| Problem requirements |
Every line of the entries below that includes "JSON" belongs in the answer, copied as written.

| Data to use |
== Segment start ==

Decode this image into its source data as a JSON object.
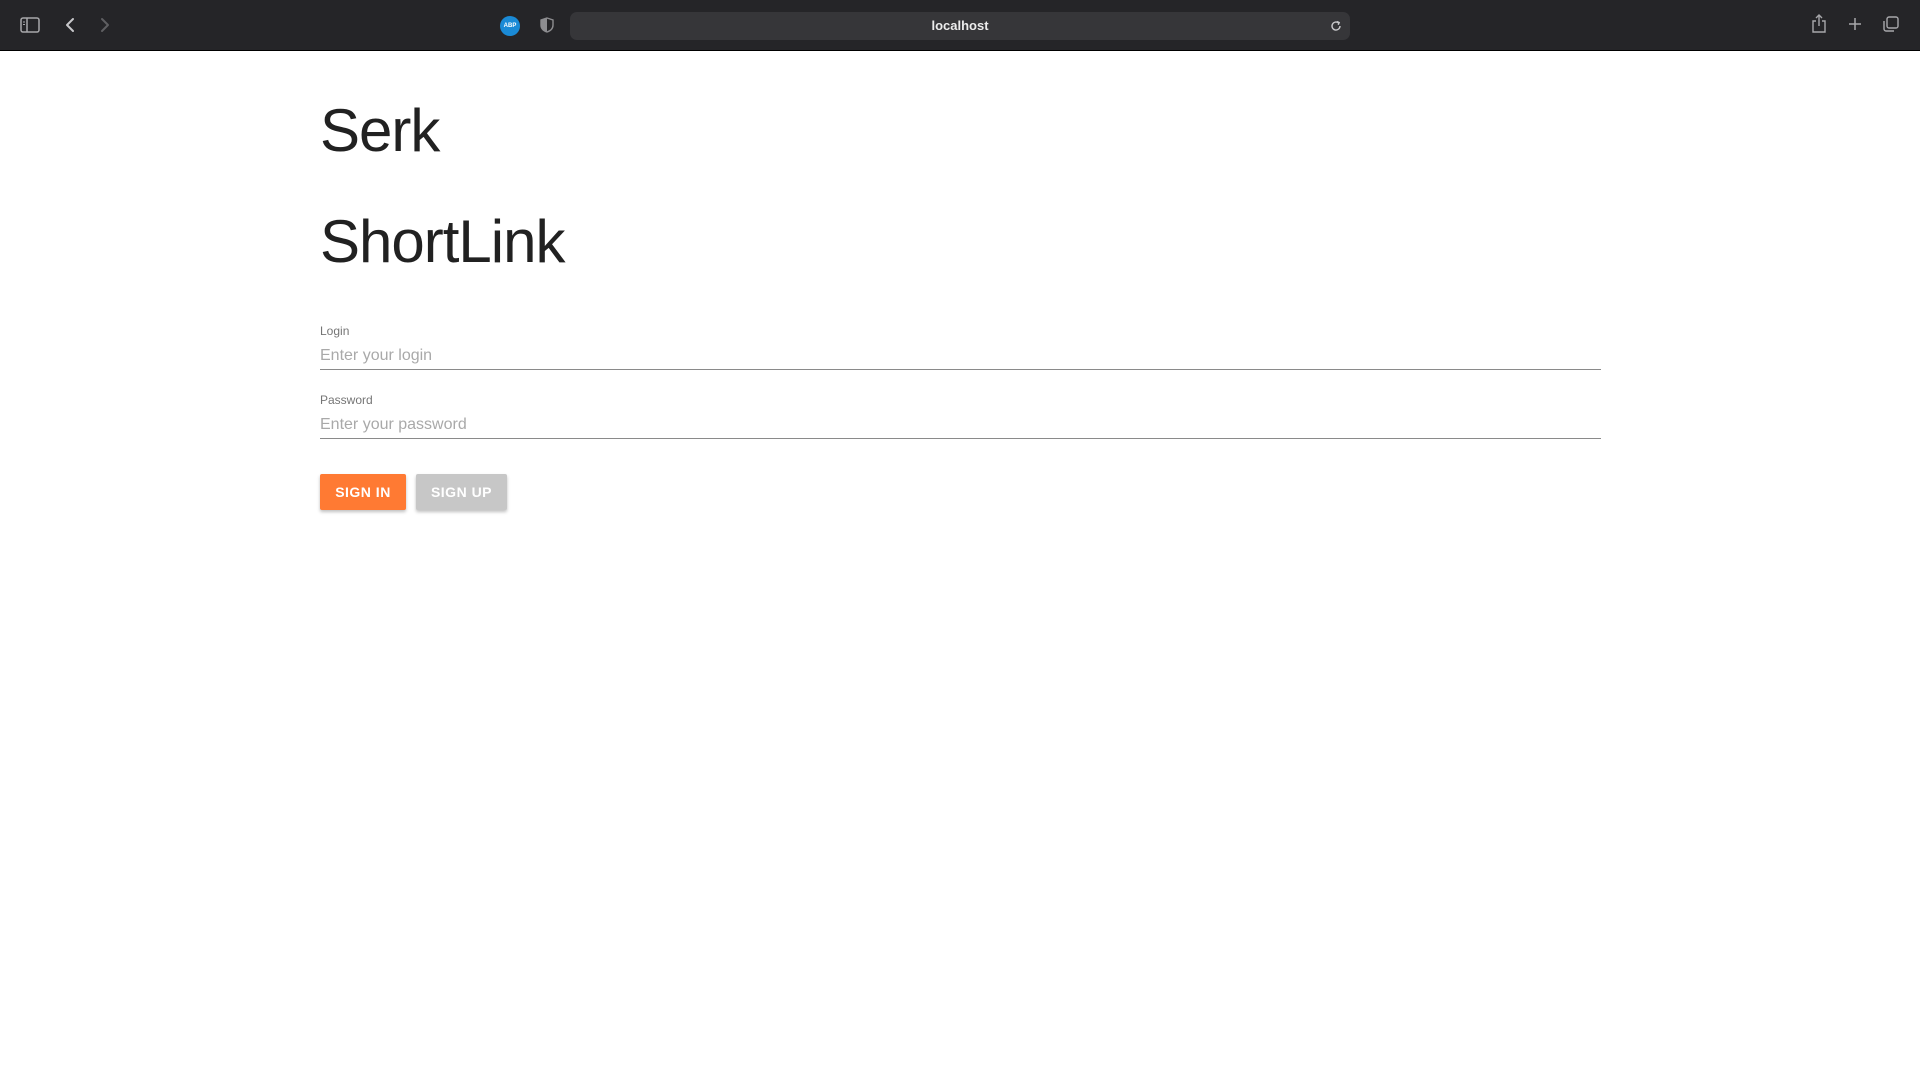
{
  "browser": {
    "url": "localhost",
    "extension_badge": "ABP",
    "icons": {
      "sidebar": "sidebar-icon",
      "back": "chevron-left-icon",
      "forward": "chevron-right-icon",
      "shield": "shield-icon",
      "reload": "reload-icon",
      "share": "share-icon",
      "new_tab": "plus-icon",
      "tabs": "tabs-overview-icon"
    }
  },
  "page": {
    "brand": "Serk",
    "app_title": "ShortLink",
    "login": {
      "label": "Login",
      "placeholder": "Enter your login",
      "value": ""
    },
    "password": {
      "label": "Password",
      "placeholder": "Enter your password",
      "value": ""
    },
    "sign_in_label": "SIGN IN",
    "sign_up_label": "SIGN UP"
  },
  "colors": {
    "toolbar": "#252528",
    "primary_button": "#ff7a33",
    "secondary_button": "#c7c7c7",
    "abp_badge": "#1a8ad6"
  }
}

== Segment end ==
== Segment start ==

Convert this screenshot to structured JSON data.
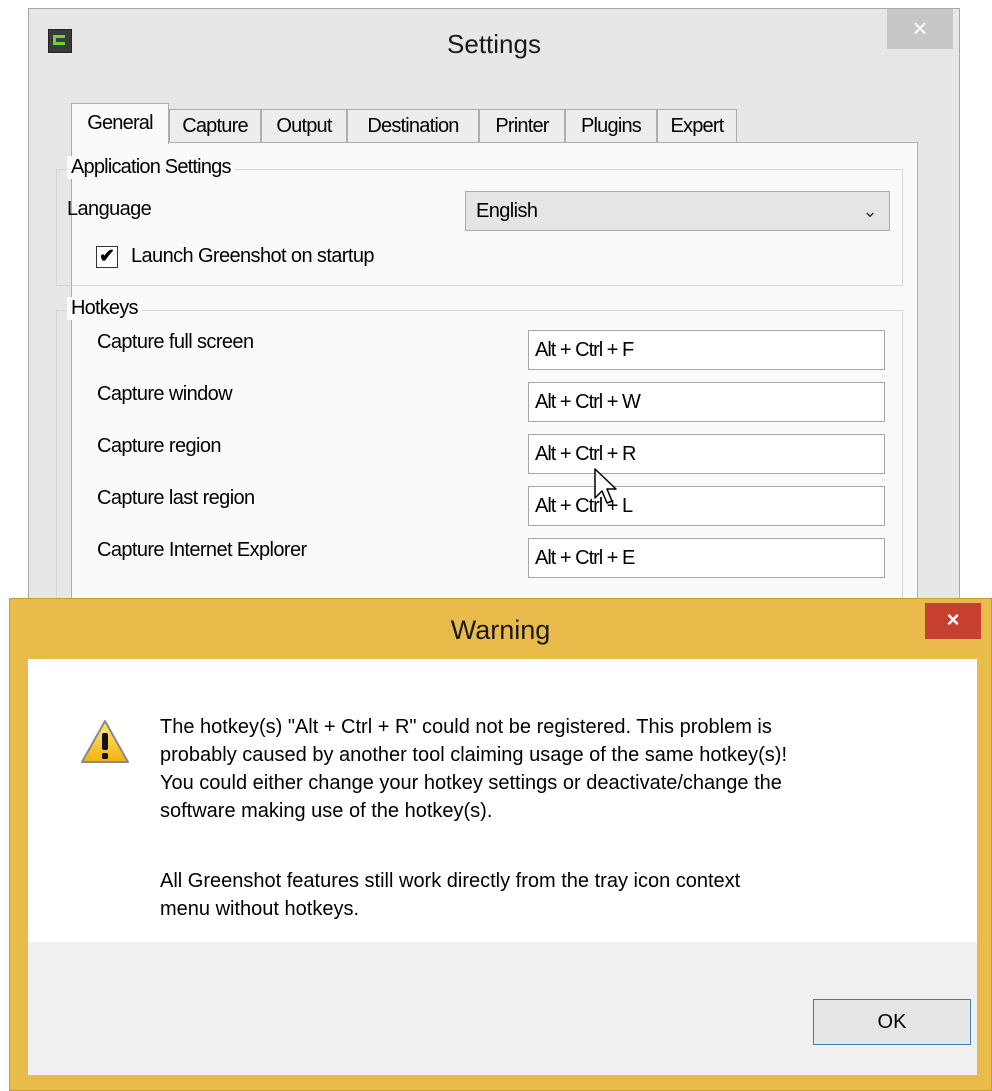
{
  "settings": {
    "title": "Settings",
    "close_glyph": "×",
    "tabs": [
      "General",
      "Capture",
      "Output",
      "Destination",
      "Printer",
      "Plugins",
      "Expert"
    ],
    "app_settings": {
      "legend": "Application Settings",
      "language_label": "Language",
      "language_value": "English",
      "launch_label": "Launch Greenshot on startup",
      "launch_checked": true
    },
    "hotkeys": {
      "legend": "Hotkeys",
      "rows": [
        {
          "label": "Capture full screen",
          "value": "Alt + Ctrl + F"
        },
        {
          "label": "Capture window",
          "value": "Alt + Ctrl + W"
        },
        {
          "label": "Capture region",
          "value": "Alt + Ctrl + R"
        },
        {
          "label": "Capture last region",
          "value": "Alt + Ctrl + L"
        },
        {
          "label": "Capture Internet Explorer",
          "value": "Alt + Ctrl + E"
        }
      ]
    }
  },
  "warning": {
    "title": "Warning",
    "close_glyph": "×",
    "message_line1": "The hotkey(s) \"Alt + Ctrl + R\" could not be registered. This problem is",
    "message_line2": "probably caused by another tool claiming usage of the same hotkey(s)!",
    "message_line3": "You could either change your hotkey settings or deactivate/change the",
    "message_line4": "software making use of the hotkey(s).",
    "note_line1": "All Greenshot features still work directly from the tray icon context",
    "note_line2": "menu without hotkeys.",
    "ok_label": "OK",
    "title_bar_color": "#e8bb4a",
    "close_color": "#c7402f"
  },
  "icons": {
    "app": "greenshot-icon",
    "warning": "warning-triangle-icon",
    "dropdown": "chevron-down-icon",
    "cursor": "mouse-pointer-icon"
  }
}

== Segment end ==

| Response to the task |
Decode this image into its source data as a JSON object.
Convert this screenshot to structured JSON data.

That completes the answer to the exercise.